I was excited to visit the Hornsby Bend the next day - a place Greg iNats a lot from. We met up with another iNater Eric Isley - another iNater and just walking in the shadow of these two friends and listening to their banter about nature. Makes me smile. Had about 15 lifers that day. Saw my first Texan Crescent butterfly.
The trip south was packed with amazing, new ecosystems for me. Bad, cloudy weather for the beginning but a sunny few days forecasted ahead gave us hope. His friends were encyclopedic in there knowledge: John and Kendra Abbott. John is the author of "Damselflies of Texas" and he and Kendra are photographing insects for the new Petersen's Guide update. ( Excited I found a Unicorn Mantid for them one day), Jim and Lynne Weber - birders-gone-butterfliers and Roland Wauer, who went by Ro, an elderly man and quite the legend in Texas. He'd worked in many National Parks in the US and autographed two of his books for me: "Butterflies of the Lower Rio Grande Valley" and "Finding Butterflies in Texas". The cherry atop this esteemed ensemble: Jim Brock, co-author of "The Kaufman Guide" - the Bible every lepidopterist I know on the West Coast carries - an honor to have him autograph my well-worn copy. Many days of rapier wit, spirited banter and explosive joy when a new thing was observed. With this group most bug and bird taxon was covered. Brock would just call out " Hey Lifer" to call me over. Beer at the end of a day never tasted better.
The pictures that accompany this journal entry say it all. Somewhat overwhelming to process even now. The NABA park was great - a place I never thought I'd want to go to because I swing a net, but my desires have changed towards how I connect to leps. Disagree with collecting-has-no-place-anymore but complied with Glassberg's park rules. Really a cool place he has created there.
It all comes back to Greg. He is at that magnificent place with his relationship to Nature that what he shares with others seems to have superseded what he gets from it. I deeply identified with his wanting to break out of the "Bird Expert" box he is known for and approached about. "I did that already", he'd say. My Odonate skills ratcheted up a few notches after a week with this man. A great teacher. A kind man.

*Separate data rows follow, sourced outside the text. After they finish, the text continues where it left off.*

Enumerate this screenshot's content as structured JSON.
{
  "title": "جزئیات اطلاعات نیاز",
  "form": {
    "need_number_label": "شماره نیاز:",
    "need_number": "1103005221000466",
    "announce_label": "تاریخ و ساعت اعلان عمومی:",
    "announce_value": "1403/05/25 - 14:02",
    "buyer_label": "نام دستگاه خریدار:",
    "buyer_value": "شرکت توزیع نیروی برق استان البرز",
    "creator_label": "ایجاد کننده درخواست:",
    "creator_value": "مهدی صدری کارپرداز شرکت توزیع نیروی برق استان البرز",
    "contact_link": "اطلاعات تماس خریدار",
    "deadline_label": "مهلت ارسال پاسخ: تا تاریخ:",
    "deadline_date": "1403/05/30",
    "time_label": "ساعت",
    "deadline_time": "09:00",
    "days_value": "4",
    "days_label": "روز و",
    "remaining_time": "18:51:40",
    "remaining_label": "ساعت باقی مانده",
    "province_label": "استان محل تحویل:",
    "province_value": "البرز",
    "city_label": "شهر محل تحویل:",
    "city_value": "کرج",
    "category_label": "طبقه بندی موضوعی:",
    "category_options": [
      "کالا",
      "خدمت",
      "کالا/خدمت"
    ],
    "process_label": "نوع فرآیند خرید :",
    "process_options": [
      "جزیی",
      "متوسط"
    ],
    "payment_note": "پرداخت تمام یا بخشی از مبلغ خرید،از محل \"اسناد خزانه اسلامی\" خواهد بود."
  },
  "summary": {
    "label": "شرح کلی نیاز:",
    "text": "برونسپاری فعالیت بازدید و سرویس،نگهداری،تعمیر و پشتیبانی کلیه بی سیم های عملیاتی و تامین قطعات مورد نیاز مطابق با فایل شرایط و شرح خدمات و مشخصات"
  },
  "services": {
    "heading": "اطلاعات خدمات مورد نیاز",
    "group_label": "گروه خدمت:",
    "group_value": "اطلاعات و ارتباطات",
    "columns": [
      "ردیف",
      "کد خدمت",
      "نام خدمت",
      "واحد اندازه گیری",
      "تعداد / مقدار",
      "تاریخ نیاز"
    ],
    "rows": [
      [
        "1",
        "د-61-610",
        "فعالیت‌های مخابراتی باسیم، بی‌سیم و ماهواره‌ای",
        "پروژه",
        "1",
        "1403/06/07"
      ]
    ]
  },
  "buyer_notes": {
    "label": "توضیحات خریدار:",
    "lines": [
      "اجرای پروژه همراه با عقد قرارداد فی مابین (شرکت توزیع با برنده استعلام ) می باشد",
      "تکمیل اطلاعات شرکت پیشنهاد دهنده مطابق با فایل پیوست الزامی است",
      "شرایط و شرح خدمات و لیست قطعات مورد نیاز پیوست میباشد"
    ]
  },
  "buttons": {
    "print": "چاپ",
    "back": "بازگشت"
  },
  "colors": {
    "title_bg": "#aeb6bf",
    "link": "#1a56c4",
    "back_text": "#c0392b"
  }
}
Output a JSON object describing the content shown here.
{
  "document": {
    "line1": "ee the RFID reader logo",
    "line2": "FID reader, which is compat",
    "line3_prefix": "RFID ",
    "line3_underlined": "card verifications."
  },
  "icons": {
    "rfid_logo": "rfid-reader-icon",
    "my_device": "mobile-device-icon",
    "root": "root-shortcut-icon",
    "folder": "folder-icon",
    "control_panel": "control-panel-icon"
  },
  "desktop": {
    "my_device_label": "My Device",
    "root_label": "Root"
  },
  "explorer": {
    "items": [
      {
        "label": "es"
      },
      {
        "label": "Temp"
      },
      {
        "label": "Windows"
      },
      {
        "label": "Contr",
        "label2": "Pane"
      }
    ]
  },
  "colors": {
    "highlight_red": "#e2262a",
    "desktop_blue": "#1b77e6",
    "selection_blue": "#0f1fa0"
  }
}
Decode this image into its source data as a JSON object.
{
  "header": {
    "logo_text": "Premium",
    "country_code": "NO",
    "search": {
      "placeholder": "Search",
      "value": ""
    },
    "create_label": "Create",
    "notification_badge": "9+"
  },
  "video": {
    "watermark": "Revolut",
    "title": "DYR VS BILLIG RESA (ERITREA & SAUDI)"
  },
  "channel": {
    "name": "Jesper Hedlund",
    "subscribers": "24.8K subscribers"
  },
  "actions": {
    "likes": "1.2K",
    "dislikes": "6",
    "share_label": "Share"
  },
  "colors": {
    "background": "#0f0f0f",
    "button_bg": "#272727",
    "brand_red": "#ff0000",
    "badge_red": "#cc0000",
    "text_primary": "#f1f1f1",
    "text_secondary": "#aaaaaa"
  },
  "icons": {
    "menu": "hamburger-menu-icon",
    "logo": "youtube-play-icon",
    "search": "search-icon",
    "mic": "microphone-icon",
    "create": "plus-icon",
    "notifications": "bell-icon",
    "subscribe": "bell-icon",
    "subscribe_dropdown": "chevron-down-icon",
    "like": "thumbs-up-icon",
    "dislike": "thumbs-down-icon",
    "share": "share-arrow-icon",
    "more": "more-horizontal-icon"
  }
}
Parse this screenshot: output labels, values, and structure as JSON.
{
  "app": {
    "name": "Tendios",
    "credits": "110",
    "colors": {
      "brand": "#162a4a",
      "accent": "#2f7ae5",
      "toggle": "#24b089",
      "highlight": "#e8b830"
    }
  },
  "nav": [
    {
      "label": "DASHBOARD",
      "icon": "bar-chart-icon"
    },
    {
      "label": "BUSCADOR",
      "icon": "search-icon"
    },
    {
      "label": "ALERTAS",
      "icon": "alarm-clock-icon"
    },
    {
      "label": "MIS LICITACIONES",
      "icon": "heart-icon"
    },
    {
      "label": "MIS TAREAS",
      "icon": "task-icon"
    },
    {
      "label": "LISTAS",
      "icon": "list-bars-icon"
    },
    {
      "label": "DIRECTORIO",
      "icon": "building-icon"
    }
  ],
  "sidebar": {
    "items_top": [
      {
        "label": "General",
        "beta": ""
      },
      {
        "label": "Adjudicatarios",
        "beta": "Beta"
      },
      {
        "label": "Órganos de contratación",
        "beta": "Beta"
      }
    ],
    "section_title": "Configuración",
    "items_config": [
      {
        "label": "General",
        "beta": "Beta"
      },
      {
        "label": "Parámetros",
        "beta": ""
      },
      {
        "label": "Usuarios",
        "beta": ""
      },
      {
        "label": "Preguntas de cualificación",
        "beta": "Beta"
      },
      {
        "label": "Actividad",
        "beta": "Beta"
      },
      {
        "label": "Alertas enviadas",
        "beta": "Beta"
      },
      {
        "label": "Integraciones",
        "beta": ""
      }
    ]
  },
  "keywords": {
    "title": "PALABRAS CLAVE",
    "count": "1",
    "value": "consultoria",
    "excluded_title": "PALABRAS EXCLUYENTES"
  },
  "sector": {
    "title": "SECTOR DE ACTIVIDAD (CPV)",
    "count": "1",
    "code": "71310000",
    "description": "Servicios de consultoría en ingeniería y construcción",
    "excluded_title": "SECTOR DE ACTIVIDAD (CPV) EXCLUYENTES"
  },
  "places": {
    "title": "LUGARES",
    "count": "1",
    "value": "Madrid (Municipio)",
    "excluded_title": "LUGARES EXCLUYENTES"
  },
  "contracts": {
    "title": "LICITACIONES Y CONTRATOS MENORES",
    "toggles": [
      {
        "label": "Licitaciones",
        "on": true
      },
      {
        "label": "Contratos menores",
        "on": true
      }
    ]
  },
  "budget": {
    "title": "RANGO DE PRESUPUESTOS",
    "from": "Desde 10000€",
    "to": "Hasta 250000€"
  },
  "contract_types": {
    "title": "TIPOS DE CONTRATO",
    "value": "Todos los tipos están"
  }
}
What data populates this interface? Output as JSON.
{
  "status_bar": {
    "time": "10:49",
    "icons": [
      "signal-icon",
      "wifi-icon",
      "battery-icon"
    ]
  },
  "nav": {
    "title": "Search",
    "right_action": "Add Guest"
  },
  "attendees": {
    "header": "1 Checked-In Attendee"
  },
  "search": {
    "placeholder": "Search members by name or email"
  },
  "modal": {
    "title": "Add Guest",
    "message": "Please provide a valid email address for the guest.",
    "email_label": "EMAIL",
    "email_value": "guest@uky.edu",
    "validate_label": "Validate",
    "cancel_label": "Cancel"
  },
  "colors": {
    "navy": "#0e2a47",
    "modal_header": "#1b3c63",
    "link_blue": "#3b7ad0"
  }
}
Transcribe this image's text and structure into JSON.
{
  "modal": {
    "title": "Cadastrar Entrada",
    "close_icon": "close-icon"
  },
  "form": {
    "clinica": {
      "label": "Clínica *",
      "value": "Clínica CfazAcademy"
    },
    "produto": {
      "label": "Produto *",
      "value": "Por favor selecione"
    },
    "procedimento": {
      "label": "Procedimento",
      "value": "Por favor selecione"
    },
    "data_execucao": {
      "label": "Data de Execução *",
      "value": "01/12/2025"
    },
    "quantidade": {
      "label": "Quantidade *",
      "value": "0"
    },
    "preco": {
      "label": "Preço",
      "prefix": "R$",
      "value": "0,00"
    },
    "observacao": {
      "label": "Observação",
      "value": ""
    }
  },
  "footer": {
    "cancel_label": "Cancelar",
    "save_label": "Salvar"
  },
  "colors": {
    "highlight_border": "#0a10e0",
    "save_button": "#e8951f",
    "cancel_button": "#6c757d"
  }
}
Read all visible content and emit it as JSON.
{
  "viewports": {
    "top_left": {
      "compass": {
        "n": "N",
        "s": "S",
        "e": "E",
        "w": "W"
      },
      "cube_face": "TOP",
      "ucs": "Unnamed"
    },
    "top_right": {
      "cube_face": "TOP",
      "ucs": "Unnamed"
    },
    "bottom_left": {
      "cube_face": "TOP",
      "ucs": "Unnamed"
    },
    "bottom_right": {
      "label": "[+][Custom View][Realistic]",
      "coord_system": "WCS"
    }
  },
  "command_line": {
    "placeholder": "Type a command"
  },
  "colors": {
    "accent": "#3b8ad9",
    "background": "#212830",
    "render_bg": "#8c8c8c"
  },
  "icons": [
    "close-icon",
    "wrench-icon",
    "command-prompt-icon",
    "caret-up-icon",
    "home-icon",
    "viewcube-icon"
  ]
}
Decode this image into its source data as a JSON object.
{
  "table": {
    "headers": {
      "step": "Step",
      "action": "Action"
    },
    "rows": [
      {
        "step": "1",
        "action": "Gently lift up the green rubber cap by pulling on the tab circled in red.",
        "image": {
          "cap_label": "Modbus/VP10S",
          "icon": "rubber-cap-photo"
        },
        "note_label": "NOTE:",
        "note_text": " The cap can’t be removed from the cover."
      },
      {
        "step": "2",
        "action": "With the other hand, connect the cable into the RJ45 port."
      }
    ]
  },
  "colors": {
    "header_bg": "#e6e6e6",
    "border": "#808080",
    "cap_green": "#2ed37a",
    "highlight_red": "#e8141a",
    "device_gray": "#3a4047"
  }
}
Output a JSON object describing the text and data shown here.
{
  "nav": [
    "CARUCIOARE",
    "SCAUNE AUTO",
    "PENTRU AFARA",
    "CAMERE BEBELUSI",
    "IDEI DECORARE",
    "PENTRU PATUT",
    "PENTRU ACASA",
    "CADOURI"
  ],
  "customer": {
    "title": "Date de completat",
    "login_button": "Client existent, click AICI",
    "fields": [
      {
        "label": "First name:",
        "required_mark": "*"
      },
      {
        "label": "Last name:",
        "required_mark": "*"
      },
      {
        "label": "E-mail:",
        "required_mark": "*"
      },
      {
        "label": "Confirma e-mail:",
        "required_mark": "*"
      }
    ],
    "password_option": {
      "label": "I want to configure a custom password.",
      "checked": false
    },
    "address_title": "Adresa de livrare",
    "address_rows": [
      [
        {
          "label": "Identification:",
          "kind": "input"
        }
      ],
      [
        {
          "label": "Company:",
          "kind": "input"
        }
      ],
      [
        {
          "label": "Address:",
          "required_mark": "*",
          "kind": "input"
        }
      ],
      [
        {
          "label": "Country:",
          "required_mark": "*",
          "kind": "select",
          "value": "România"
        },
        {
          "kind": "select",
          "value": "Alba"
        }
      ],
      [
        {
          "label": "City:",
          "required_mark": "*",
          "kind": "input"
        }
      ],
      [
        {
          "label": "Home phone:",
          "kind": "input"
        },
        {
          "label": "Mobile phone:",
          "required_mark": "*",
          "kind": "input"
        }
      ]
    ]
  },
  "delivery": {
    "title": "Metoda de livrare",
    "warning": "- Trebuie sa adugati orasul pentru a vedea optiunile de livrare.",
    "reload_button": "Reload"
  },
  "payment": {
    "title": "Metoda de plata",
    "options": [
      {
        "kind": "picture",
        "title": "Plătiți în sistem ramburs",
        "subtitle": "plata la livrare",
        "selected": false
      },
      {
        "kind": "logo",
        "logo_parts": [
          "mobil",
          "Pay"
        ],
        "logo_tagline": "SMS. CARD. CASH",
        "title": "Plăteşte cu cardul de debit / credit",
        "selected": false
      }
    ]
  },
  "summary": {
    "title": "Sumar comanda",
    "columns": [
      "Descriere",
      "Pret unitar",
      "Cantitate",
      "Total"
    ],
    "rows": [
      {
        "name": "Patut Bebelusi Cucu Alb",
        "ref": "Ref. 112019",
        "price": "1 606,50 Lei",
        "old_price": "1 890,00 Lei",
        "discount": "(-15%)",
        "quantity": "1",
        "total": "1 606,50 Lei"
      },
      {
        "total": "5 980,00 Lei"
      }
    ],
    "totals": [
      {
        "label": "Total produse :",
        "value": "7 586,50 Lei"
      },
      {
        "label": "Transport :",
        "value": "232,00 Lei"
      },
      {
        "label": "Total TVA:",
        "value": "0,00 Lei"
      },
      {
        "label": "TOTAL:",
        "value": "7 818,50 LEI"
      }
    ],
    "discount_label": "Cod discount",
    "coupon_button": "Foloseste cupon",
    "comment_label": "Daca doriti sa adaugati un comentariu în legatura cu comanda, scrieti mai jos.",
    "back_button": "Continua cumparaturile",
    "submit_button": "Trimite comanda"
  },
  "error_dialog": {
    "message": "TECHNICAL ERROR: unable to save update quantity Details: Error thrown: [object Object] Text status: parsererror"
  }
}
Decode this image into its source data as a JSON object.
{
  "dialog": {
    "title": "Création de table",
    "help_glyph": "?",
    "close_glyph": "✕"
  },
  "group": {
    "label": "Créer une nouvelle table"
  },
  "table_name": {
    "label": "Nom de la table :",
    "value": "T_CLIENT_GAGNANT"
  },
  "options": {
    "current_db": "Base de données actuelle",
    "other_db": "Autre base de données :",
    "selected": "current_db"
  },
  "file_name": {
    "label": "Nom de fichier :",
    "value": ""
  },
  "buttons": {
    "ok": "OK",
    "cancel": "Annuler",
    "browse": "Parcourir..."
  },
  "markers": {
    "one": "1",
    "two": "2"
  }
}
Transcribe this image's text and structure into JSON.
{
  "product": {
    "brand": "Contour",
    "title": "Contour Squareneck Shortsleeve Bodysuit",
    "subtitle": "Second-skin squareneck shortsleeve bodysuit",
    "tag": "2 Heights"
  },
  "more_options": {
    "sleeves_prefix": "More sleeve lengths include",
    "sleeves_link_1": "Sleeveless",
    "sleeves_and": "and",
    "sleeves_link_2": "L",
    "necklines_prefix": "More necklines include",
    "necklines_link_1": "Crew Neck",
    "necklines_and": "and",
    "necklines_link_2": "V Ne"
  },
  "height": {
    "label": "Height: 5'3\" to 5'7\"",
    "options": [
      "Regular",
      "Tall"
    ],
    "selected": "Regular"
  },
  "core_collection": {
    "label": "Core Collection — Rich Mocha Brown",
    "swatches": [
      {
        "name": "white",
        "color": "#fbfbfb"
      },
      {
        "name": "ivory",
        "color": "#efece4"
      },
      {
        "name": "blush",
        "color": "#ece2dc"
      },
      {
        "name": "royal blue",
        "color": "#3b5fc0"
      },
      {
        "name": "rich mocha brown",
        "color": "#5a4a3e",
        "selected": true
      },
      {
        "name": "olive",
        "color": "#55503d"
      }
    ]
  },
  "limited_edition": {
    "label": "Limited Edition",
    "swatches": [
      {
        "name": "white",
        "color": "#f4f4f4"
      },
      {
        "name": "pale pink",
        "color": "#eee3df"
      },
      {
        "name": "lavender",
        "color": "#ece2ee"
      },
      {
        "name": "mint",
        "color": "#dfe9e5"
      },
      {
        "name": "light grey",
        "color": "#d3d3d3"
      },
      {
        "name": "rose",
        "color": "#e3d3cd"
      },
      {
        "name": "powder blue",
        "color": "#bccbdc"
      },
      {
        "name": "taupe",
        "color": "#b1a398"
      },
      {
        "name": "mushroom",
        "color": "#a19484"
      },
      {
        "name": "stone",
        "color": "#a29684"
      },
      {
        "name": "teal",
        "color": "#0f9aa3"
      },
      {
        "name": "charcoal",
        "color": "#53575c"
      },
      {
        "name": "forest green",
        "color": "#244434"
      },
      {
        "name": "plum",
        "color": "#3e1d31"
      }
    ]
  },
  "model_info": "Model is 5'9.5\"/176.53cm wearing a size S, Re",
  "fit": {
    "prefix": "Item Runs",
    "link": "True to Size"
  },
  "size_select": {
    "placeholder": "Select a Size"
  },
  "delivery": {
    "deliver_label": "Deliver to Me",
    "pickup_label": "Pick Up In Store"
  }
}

We had a day with iNater gyrfalcon ( Jennifer Rycenga) that I will never forget, driving along the beach at Boca Chica. I think I wandered across the Mexican Border because when I posted a Black Mangrove, I was in the US and a Great Southern White butterfly caught my eye and I walked only a few feet away and the coordinated read Mexico. Whoops. Another favorite memory: Greg really putting up with my "Roadkill Series"- a tongue-and-check homage to the "Poor Little Critters on the Road" ( a cool song by the Knitters) "We gotta find you your first Armadillo. There's a joke in this state that they are born dead along the Highway." 9 species I iNated.
79 new butterflies, 18 new odes, 35 new birds, 7 new mammals, 2 new frogs even!
Ten days. Ten days with a stranger I met on iNat. Can't wait to see him and his state again. And Jericho the cat.

Posted on 15 de novembro de 2014, 08:39 PM by robberfly robberfly | 24 observações | 5 comentários | Deixar um comentário